WASHINGTON, DC - MAY 15:  U.S. Veterans Affairs Secretary Eric Shinseki testifies before the Senate Veterans' Affairs Committee about wait times veterans face  to get medical care May 15, 2014 in Washington, DC. The American Legion called Monday for the resignation of Shinseki amid reports by former and current VA employees that up to 40 patients may have died because of delayed treatment at an agency hospital in Phoenix, Arizona.  (Photo by Chip Somodevilla/Getty Images)
The journey to Shinseki's resignation
04:49 - Source: CNN AP

Story highlights

A preliminary VA inspector general report reveals bonuses may have been a factor

A VA audit concludes managers felt compelled to manipulate the process

The reason, according to the audit, was to meet performance goals

The VA has not identified who got bonuses or how much money was involved

CNN  — 

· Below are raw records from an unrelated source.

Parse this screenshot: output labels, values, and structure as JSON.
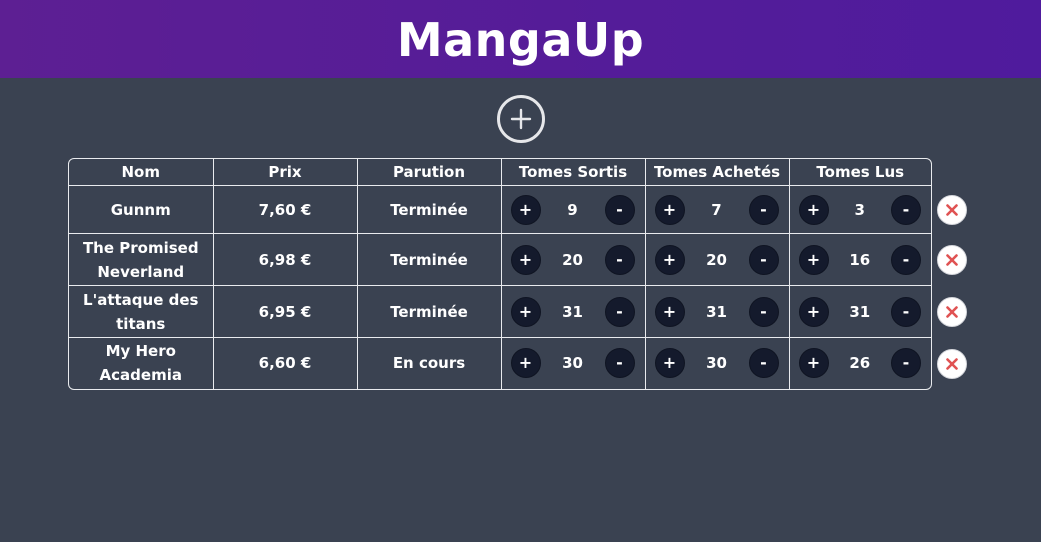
{
  "app": {
    "title": "MangaUp"
  },
  "table": {
    "headers": [
      "Nom",
      "Prix",
      "Parution",
      "Tomes Sortis",
      "Tomes Achetés",
      "Tomes Lus"
    ],
    "increment_label": "+",
    "decrement_label": "-",
    "rows": [
      {
        "nom": "Gunnm",
        "prix": "7,60 €",
        "parution": "Terminée",
        "sortis": "9",
        "achetes": "7",
        "lus": "3"
      },
      {
        "nom": "The Promised Neverland",
        "prix": "6,98 €",
        "parution": "Terminée",
        "sortis": "20",
        "achetes": "20",
        "lus": "16"
      },
      {
        "nom": "L'attaque des titans",
        "prix": "6,95 €",
        "parution": "Terminée",
        "sortis": "31",
        "achetes": "31",
        "lus": "31"
      },
      {
        "nom": "My Hero Academia",
        "prix": "6,60 €",
        "parution": "En cours",
        "sortis": "30",
        "achetes": "30",
        "lus": "26"
      }
    ]
  },
  "icons": {
    "add": "plus-circle-icon",
    "delete": "close-icon"
  },
  "colors": {
    "header_bg": "#541c99",
    "page_bg": "#3a4251",
    "stepper_bg": "#141a2c",
    "delete_x": "#e05252"
  }
}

It’s one of the more disturbing revelations to arise from an investigation into fatal delays in care at Veterans Affairs medical centers: Employee bonuses appear to be one factor behind the manipulation of patient wait times in at least one hospital.

Two reports released this week – one by the VA’s inspector general and another by the Secretary of the Department of Veterans Affairs – indicate in some cases wait times were manipulated to meet employee performance goals needed for bonuses.

The news has raised questions about just how widespread the practice was and who received the financial incentives.

Answers from the VA have been harder to come by.

Here’s a look at what we know:

What did the reports reveal?

At the Phoenix VA patient wait times were directly tied to VA employees’ bonuses and raises. By manipulating doctor’s appointments for the veterans, the wait time to see a doctor appeared to be shorter, a factor considered in VA employee bonuses and raises, according to a VA inspector general report said.

The VA secretary’s audit of a number of medical centers that concluded “some front-line, middle, and senior managers felt compelled to manipulate” the scheduling process to meet performance goals established by the agency.

Who benefited?

By all indications, from the reports and congressional testimony, the practice involved high-level managers in at least the Phoenix VA medical network.

Neither report identified managers by name or position.

How much money?

There is no easy answer to this. Performance incentives are typically tied to a number of factors, and the VA has not detailed how much of a role patient wait times may have played.

Who knew about it?

There is no hard and fast answer.

The first public revelation that salary increases and bonuses may have been a factor came with the release of the agency’s inspector general report.

The House Committee on Veterans Affairs also asked the question during a combative hearing this week, where Rep. Dan Benishek, R-Michigan, inquired whether there was a financial motivation to manipulate appointment schedules at the Phoenix VA.

“That is a discussion the (VA inspector general) is having,” Dr. Thomas Lynch, the VA’s assistant deputy undersecretary for clinical operations, said.

How widespread is the problem?

It appears the VA, itself, is still trying to answer that question, citing the ongoing inspector general’s investigation. A final report is due in August.

The issue of patient wait times is not an overall performance factor ordered by the VA, Lynch recently told the House Committee on Veterans Affairs.

The factors tied to bonuses and raises are decided by each VA network, Lynch said.

But the VA also appeared to indicate in its audit that its mandate to improve wait times may have played a role.

As a result of the audit, the VA suspended financial incentives – bonuses and salary increases – for all Veterans Health Administration executives for the 2014 fiscal year.